(Study material)
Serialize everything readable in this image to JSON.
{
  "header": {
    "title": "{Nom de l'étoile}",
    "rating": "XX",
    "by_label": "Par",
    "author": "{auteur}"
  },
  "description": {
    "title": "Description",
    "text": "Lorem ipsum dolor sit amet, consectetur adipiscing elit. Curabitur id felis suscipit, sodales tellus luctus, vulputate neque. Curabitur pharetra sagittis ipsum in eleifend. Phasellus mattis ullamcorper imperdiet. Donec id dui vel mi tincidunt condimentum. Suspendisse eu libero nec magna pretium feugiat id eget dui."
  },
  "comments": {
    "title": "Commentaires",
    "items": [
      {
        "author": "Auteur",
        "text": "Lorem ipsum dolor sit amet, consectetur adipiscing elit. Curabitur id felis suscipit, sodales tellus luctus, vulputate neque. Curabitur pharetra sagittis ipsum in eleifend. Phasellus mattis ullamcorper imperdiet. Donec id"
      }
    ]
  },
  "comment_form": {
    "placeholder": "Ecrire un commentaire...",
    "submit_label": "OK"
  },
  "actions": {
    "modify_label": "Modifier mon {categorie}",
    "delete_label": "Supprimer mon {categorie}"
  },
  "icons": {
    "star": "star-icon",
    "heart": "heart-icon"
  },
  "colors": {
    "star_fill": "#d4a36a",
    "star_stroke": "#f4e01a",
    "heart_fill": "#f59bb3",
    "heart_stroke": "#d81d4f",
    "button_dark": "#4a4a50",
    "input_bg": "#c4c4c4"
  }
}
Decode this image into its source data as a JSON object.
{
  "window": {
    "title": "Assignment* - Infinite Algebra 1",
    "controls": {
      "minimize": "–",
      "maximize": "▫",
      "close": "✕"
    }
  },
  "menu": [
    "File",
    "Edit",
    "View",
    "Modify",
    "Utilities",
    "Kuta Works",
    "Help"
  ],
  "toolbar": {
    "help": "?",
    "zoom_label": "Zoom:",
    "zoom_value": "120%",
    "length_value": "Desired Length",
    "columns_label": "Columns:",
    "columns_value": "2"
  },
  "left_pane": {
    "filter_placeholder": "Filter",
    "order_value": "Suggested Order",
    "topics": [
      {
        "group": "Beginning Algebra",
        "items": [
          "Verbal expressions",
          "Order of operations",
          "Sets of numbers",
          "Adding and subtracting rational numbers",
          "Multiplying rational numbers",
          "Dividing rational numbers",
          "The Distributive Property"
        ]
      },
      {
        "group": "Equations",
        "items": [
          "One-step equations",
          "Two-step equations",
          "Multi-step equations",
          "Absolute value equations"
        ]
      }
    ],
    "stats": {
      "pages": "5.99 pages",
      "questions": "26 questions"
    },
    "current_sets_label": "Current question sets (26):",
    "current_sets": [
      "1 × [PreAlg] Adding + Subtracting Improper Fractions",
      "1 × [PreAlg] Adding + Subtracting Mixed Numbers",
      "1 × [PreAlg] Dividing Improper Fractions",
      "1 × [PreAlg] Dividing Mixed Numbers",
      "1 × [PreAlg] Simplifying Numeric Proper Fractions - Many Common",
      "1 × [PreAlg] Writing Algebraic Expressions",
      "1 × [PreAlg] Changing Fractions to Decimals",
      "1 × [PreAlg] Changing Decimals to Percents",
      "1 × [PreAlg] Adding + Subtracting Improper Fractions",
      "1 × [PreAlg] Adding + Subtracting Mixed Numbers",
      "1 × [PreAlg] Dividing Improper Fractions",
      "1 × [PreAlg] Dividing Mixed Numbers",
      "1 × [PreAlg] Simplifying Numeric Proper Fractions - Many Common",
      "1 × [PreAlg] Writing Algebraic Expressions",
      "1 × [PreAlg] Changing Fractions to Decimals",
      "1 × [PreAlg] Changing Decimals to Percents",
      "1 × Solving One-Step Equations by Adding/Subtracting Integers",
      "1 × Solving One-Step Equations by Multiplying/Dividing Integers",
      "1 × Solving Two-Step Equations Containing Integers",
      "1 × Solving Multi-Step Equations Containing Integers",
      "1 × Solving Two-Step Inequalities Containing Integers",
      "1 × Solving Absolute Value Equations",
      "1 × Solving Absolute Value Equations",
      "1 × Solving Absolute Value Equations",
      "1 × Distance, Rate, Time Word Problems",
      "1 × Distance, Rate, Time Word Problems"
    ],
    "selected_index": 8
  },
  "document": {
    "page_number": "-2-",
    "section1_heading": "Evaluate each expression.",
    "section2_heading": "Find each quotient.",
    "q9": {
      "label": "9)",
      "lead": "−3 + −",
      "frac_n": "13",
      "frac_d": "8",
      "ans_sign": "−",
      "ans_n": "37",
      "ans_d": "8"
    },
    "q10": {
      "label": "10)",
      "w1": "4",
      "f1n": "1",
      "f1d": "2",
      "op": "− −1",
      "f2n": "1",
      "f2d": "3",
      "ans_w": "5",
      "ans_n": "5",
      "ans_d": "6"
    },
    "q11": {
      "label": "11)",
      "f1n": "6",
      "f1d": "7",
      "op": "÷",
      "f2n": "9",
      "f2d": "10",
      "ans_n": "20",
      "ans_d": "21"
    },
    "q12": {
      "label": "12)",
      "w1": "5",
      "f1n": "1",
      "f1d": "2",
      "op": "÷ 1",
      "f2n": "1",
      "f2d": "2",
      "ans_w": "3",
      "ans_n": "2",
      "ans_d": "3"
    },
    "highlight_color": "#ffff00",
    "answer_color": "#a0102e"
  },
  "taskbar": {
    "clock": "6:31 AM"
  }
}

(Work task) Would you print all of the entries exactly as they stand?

(Answer to this exercise)
Serialize everything readable in this image to JSON.
{
  "header": {
    "title": "{Nom de l'étoile}",
    "rating": "XX",
    "by_label": "Par",
    "author": "{auteur}"
  },
  "description": {
    "title": "Description",
    "text": "Lorem ipsum dolor sit amet, consectetur adipiscing elit. Curabitur id felis suscipit, sodales tellus luctus, vulputate neque. Curabitur pharetra sagittis ipsum in eleifend. Phasellus mattis ullamcorper imperdiet. Donec id dui vel mi tincidunt condimentum. Suspendisse eu libero nec magna pretium feugiat id eget dui."
  },
  "comments": {
    "title": "Commentaires",
    "items": [
      {
        "author": "Auteur",
        "text": "Lorem ipsum dolor sit amet, consectetur adipiscing elit. Curabitur id felis suscipit, sodales tellus luctus, vulputate neque. Curabitur pharetra sagittis ipsum in eleifend. Phasellus mattis ullamcorper imperdiet. Donec id"
      }
    ]
  },
  "comment_form": {
    "placeholder": "Ecrire un commentaire...",
    "submit_label": "OK"
  },
  "actions": {
    "modify_label": "Modifier mon {categorie}",
    "delete_label": "Supprimer mon {categorie}"
  },
  "icons": {
    "star": "star-icon",
    "heart": "heart-icon"
  },
  "colors": {
    "star_fill": "#d4a36a",
    "star_stroke": "#f4e01a",
    "heart_fill": "#f59bb3",
    "heart_stroke": "#d81d4f",
    "button_dark": "#4a4a50",
    "input_bg": "#c4c4c4"
  }
}
Decode this image into its source data as a JSON object.
{
  "window": {
    "title": "Assignment* - Infinite Algebra 1",
    "controls": {
      "minimize": "–",
      "maximize": "▫",
      "close": "✕"
    }
  },
  "menu": [
    "File",
    "Edit",
    "View",
    "Modify",
    "Utilities",
    "Kuta Works",
    "Help"
  ],
  "toolbar": {
    "help": "?",
    "zoom_label": "Zoom:",
    "zoom_value": "120%",
    "length_value": "Desired Length",
    "columns_label": "Columns:",
    "columns_value": "2"
  },
  "left_pane": {
    "filter_placeholder": "Filter",
    "order_value": "Suggested Order",
    "topics": [
      {
        "group": "Beginning Algebra",
        "items": [
          "Verbal expressions",
          "Order of operations",
          "Sets of numbers",
          "Adding and subtracting rational numbers",
          "Multiplying rational numbers",
          "Dividing rational numbers",
          "The Distributive Property"
        ]
      },
      {
        "group": "Equations",
        "items": [
          "One-step equations",
          "Two-step equations",
          "Multi-step equations",
          "Absolute value equations"
        ]
      }
    ],
    "stats": {
      "pages": "5.99 pages",
      "questions": "26 questions"
    },
    "current_sets_label": "Current question sets (26):",
    "current_sets": [
      "1 × [PreAlg] Adding + Subtracting Improper Fractions",
      "1 × [PreAlg] Adding + Subtracting Mixed Numbers",
      "1 × [PreAlg] Dividing Improper Fractions",
      "1 × [PreAlg] Dividing Mixed Numbers",
      "1 × [PreAlg] Simplifying Numeric Proper Fractions - Many Common",
      "1 × [PreAlg] Writing Algebraic Expressions",
      "1 × [PreAlg] Changing Fractions to Decimals",
      "1 × [PreAlg] Changing Decimals to Percents",
      "1 × [PreAlg] Adding + Subtracting Improper Fractions",
      "1 × [PreAlg] Adding + Subtracting Mixed Numbers",
      "1 × [PreAlg] Dividing Improper Fractions",
      "1 × [PreAlg] Dividing Mixed Numbers",
      "1 × [PreAlg] Simplifying Numeric Proper Fractions - Many Common",
      "1 × [PreAlg] Writing Algebraic Expressions",
      "1 × [PreAlg] Changing Fractions to Decimals",
      "1 × [PreAlg] Changing Decimals to Percents",
      "1 × Solving One-Step Equations by Adding/Subtracting Integers",
      "1 × Solving One-Step Equations by Multiplying/Dividing Integers",
      "1 × Solving Two-Step Equations Containing Integers",
      "1 × Solving Multi-Step Equations Containing Integers",
      "1 × Solving Two-Step Inequalities Containing Integers",
      "1 × Solving Absolute Value Equations",
      "1 × Solving Absolute Value Equations",
      "1 × Solving Absolute Value Equations",
      "1 × Distance, Rate, Time Word Problems",
      "1 × Distance, Rate, Time Word Problems"
    ],
    "selected_index": 8
  },
  "document": {
    "page_number": "-2-",
    "section1_heading": "Evaluate each expression.",
    "section2_heading": "Find each quotient.",
    "q9": {
      "label": "9)",
      "lead": "−3 + −",
      "frac_n": "13",
      "frac_d": "8",
      "ans_sign": "−",
      "ans_n": "37",
      "ans_d": "8"
    },
    "q10": {
      "label": "10)",
      "w1": "4",
      "f1n": "1",
      "f1d": "2",
      "op": "− −1",
      "f2n": "1",
      "f2d": "3",
      "ans_w": "5",
      "ans_n": "5",
      "ans_d": "6"
    },
    "q11": {
      "label": "11)",
      "f1n": "6",
      "f1d": "7",
      "op": "÷",
      "f2n": "9",
      "f2d": "10",
      "ans_n": "20",
      "ans_d": "21"
    },
    "q12": {
      "label": "12)",
      "w1": "5",
      "f1n": "1",
      "f1d": "2",
      "op": "÷ 1",
      "f2n": "1",
      "f2d": "2",
      "ans_w": "3",
      "ans_n": "2",
      "ans_d": "3"
    },
    "highlight_color": "#ffff00",
    "answer_color": "#a0102e"
  },
  "taskbar": {
    "clock": "6:31 AM"
  }
}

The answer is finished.